“The Federal Mine Safety and Health Act requires operators to provide a safe workplace, and that includes finding and fixing hazards in order to keep miners from getting injured or killed. If operators ignore that responsibility and leave it to MSHA to find their problems, they should know that MSHA will use the full force of the law – including closure orders – to protect the nation’s miners,” said Joseph Main, the head of MSHA. “It is clear that, in the case of Abner Branch, a mine already on a pattern of violations, all of MSHA’s tools may not be enough. But until that changes, we will use what we have and aggressively enforce the law to ensure men and women who go into a mine at the beginning of a shift can come back out at the end of it.”

Bledsoe Coal is a unit of James River Coal (NASDAQ: JRCC). MSHA data shows that Abner Branch Rider produced 151,714 tons of coal in the first half of this year and 292,823 tons in all of 2011.

Another inspection microscope focused on new longwall mine

As a second example, MSHA personnel conducted an impact inspection on June 20 at Tunnel Ridge LLC‘s new Tunnel Ridge mine in Ohio County, W.Va., during the evening shift.

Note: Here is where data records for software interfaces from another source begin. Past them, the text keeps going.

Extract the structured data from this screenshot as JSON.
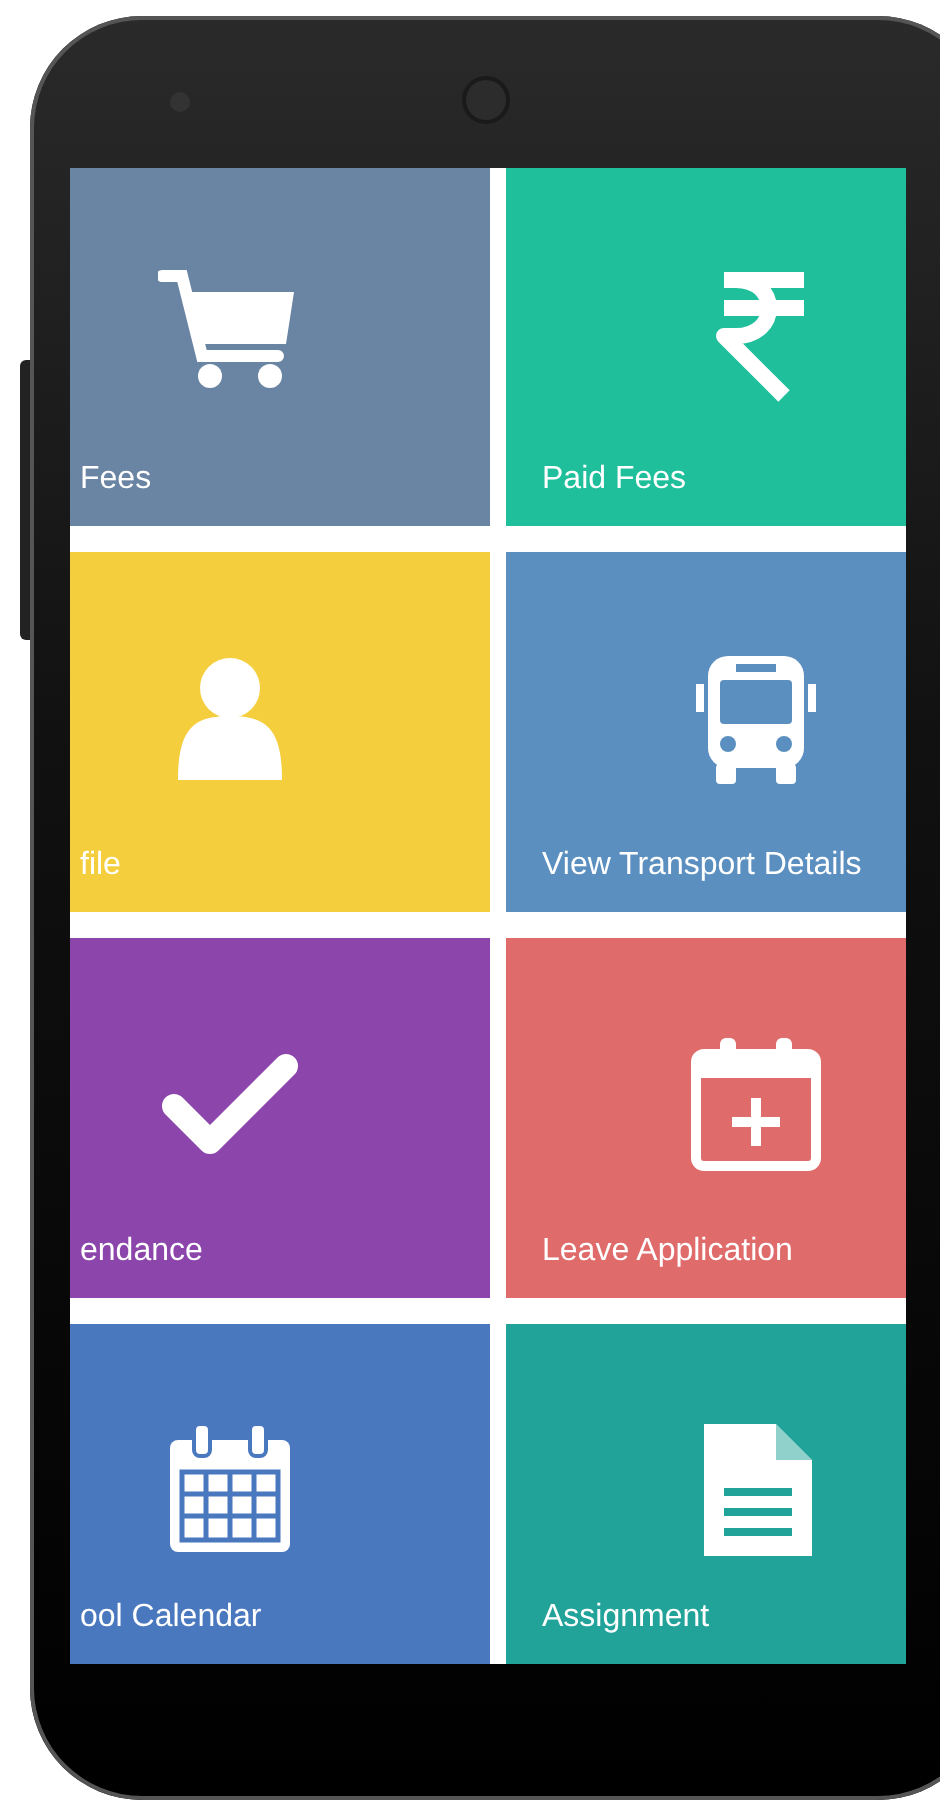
{
  "tiles": [
    {
      "label": "Fees",
      "kind": "cart",
      "color": "#6a84a3"
    },
    {
      "label": "Paid Fees",
      "kind": "rupee",
      "color": "#1fbf9b"
    },
    {
      "label": "file",
      "kind": "person",
      "color": "#f4ce3c"
    },
    {
      "label": "View Transport Details",
      "kind": "bus",
      "color": "#5b8fc0"
    },
    {
      "label": "endance",
      "kind": "check",
      "color": "#8b45ab"
    },
    {
      "label": "Leave Application",
      "kind": "calendar-plus",
      "color": "#e06b6b"
    },
    {
      "label": "ool Calendar",
      "kind": "calendar",
      "color": "#4a78bf"
    },
    {
      "label": "Assignment",
      "kind": "document",
      "color": "#21a39a"
    }
  ]
}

The inspection party secured the mine’s phones to prevent advance notice of the inspection. MSHA issued 34 enforcement actions, including 29 citations and five unwarrantable failure orders. This impact inspection was the second at the Tunnel Ridge mine, a new operation in the Pittsburgh coal seam controlled by Alliance Resource Partners LP (NASDAQ: ARLP).

An unwarrantable failure order was issued for failure to maintain the intake escapeway on the longwall section from the mine’s working face. The escapeway was obstructed with mud and water up to 15 inches deep for a distance of 300 feet, MSHA claimed. A subsequent order was issued for the mine operator’s failure to identify this hazardous condition during the preshift examination. By not recognizing and recording this hazard, the mine operator placed miners at risk of not having a safe way to exit the mine.

The mine operator also was cited for failing to conduct required methane tests at each working face, MSHA added. The Tunnel Ridge mine has a history of methane liberation. Failure to perform adequate methane checks during the mining and roof bolting cycle could allow an unknown quantity of methane gas to accumulate without miners’ knowledge and lead to a possible methane ignition, the agency said.

An additional order was issued for the mine operator’s failure to conduct an adequate preshift examination of the section. Conducting proper examinations and correcting hazardous conditions are essential to protect the health and safety of miners. Inadequate examinations allow miners to remain in areas where hazardous conditions may exist which, if left uncorrected, expose miners to the risk of severe injuries, illnesses or death.

Alliance said in a May 23 conference presentation that the longwall at Tunnel Ridge began operating on May 16. The company is projecting 2.8 million tons of production from this mine in 2012, growing to its full run rate of 6.5 million to 6.8 million tons per year in 2013. The mine has been in pre-longwall development production since an early 2010 production start. MSHA data shows output of 420,084 tons in the first half of this year and 275,227 tons in all of 2011.

About Barry Cassell 20414 Articles
Barry Cassell is Chief Analyst for GenerationHub covering coal and emission controls issues, projects and policy. He has covered the coal and power generation industry for more than 24 years, beginning in November 2011 at GenerationHub and prior to that as editor of SNL Energy’s Coal Report. He was formerly with Coal Outlook for 15 years as the publication’s editor and contributing writer, and prior to that he was editor of Coal & Synfuels Technology and associate editor of The Energy Report. He has a bachelor’s degree from Central Michigan University.